It would be interesting to see the candidates propose holistic platforms at a time rather than isolated solutions. For example, proposing a solution for traffic should be a coordination of multiple parts of a system, including public transportation, environmental policy, and walk/bike routes, and I am curious to see how voters would receive the candidates if issues were addressed as umbrellas with underlying topics. If candidates proposed large-scale, systemic solutions that inherently tackled an increased number of micro-issues, it could inadvertently activate new segments of voters who have a direct connection to those micro-issues (ex. trying to improve environmental policy and tackling overpopulation of stray dogs as an attached micro-issue).
An immediate challenge to this would be incentivizing candidates to create platforms that could potentially activate new voters because they view this as an unnecessary risk. This is where the business case for activating new voters comes into the picture. Campaign spending from the 2009 mayoral election shows a trend of diminishing returns with increased spending per vote. The person with the highest number of votes in the 2009 general election, Annise Parker, actually spent the least amount per vote. With this in mind, it should be valuable for the candidates in this upcoming November election to find new campaign strategies that direct their dollars towards gaining new voter segments rather than yielding diminishing returns from the static electorate.

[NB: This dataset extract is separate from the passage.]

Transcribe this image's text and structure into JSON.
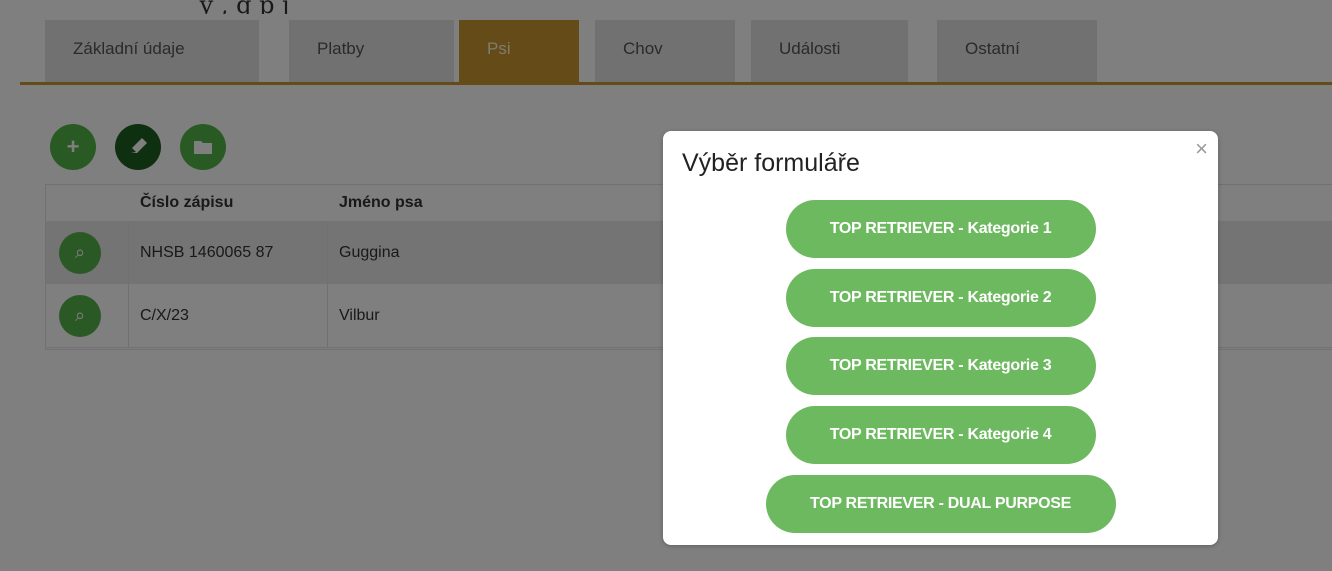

Some recent events may already be pushing the course of the election down this path, such as the Texas State Supreme Court’s ruling on HERO, which is expected to increase voter turnout. We may not need to wait on candidates to redirect their campaigns for change to happen. However, if candidates see value in tapping into new voter segments to gain additional votes, and information revealed from the Pop Up Polls informs their new strategies for activating those segments, a final push from the general public (i.e. media, advocacy groups, nonprofit organizations, etc.) could be the catalyst for a long-term change for Houston’s voter turnout. With all the moving parts in place, this could result in more effective changes, not just for voter turnout, but for the City of Houston as a whole.